Iran: U.S. statement on jailed citizens is unacceptable, meddlesome

July 22, 2017 - 21:38

TEHRAN – Iran on Saturday rejected a White House statement on American citizens jailed in Iran, branding it as “unacceptable and meddlesome”. 

“As always, the White House’s statements are an instance of interference in Iran’s internal affairs, and are unacceptable and rejected,” Iran’s Foreign Ministry spokesman Bahram Qassemi said.  

“According to judicial officials, the individuals referred to in the White House’s statement are under allegations under Iran’s law which needs to be investigated,” Qassemi added.
The top Iranian diplomat also urged Washington to “immediately release” Iranian nationals detained in the U.S., one of whom had already died. 

He did not elaborate more.   

In a statement on Friday, U.S. President Donald Trump and his administration warned Iran to release and return “unjustly detained” American citizens, otherwise, it should brace itself for “new and serious consequences”. 

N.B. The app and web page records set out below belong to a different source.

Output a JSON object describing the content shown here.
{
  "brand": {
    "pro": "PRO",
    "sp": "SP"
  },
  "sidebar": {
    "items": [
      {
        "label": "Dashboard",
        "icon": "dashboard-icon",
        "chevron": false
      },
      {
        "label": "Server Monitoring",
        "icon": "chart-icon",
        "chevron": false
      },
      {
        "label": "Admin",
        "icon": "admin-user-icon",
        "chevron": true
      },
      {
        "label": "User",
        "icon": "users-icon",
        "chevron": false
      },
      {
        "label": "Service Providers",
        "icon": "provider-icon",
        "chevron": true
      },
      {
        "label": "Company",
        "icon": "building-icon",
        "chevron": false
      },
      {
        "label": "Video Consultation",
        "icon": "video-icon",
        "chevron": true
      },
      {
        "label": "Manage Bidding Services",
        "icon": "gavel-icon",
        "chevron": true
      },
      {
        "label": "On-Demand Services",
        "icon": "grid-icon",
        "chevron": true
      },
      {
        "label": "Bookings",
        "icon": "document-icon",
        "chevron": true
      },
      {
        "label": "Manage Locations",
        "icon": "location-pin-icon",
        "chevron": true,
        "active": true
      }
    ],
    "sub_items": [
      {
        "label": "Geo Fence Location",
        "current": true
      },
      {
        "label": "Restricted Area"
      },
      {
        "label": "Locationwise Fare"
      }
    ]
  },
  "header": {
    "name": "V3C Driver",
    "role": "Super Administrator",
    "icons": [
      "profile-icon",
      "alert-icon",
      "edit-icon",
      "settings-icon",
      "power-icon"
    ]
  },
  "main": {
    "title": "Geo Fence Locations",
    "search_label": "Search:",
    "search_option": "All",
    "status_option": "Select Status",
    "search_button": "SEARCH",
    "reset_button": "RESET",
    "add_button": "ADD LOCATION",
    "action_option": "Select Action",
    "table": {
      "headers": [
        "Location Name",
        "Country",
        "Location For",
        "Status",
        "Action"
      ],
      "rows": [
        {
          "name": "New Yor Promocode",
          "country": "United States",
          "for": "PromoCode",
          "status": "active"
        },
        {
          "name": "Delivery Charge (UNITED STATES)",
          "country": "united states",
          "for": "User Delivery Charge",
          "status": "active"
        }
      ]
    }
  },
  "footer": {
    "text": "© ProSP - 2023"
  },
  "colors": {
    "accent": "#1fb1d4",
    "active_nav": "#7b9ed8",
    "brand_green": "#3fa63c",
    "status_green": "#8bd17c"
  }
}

“President Trump is prepared to impose new and serious consequences on Iran unless all unjustly imprisoned American citizens are released and returned,” the statement said, adding that administration was "redoubling efforts to bring back all Americans unjustly detained abroad.”

The statement capped a week of rhetoric against Tehran. On Tuesday, Washington slapped new economic sanctions against Iran over its ballistic missile program, claiming Tehran's "malign activities" in the Middle East undercut any "positive contributions" coming from the 2015 nuclear accord between Iran and six world powers.  

The statement mentioned Robert Levinson, Xiyue Wang and Siamak Namazi and his father Baqer. 

Levinson, 68, if still alive, disappeared in 2007 from Iran's Kish Island in 2007. In 2013, a years-long investigation by the Associated Press alleged that Robinson had been engaged in an extraordinarily unusual intelligence operation on Iranian officials’ corruption initiated by three unofficial CIA analysts.

The report countered a statement by the Obama administration in 2013 who rejected Levinson was in Iran on behalf of any government body, saying he went missing on “a business trip”. 

The last time Levinson was seen alive was in a 2010 hostage video, though it remains unclear exactly who was holding him. 

Iran has denied any knowledge of his whereabouts, but Obama suggested in his announcement of the prisoner swap that Iran had "agreed to deepen our coordination as we work to locate Robert Levinson."

The U.S. government has a $5 million reward for clues leading to Robinson’s safe return.

In his presidential campaign, Trump pledged to make Levinson's case a priority. 

In his remarks, Qassemi said Iran has no “new clue” of what happened to Robinson after had left Iran. 

Siamak, a 46-year-old businessman, was apprehended by the Islamic Revolutionary Guards Crops in Tehran in October 2015, was later charged by Iran’s Judiciary with espionage and collusion with an enemy country. His 80-year-old elderly father Baqer was also arrested in February.  

Siamak formerly worked for the Sharjah-based oil and gas company Crescent Petroleum. 

Signing a deal in 2001, Iran and Crescent have been locked in negotiations about the price of gas exports from the Iranian offshore Salman field since 2006. 
Wang, 37 and a graduate student from Princeton University, was sentenced to 10 years in jail on spying charges by Iran’s Judiciary, last week. 

Iran said Wang had bribed library officials in Iran, and had sent 4,500 pages of digital documents to the U.S. 

Wang’s academic adviser, history Professor Stephen Kotkin, and fellow graduate students has offered a different narrative, saying that scanning historical documents for later review is a common practice for researchers.

Past experience holds promising clues for Tehran and Washington. In 2016, Tehran, as it was preparing to implement the historic nuclear deal, released four dual-nationality Americans, including Jason Rezaian, the Washington Post journalist imprisoned in Iran for more than a year. 
The achievement was an outcome of personal diplomacy between Iranian Foreign Minister Mohammad Javad Zarif and his American counterpart John Kerry.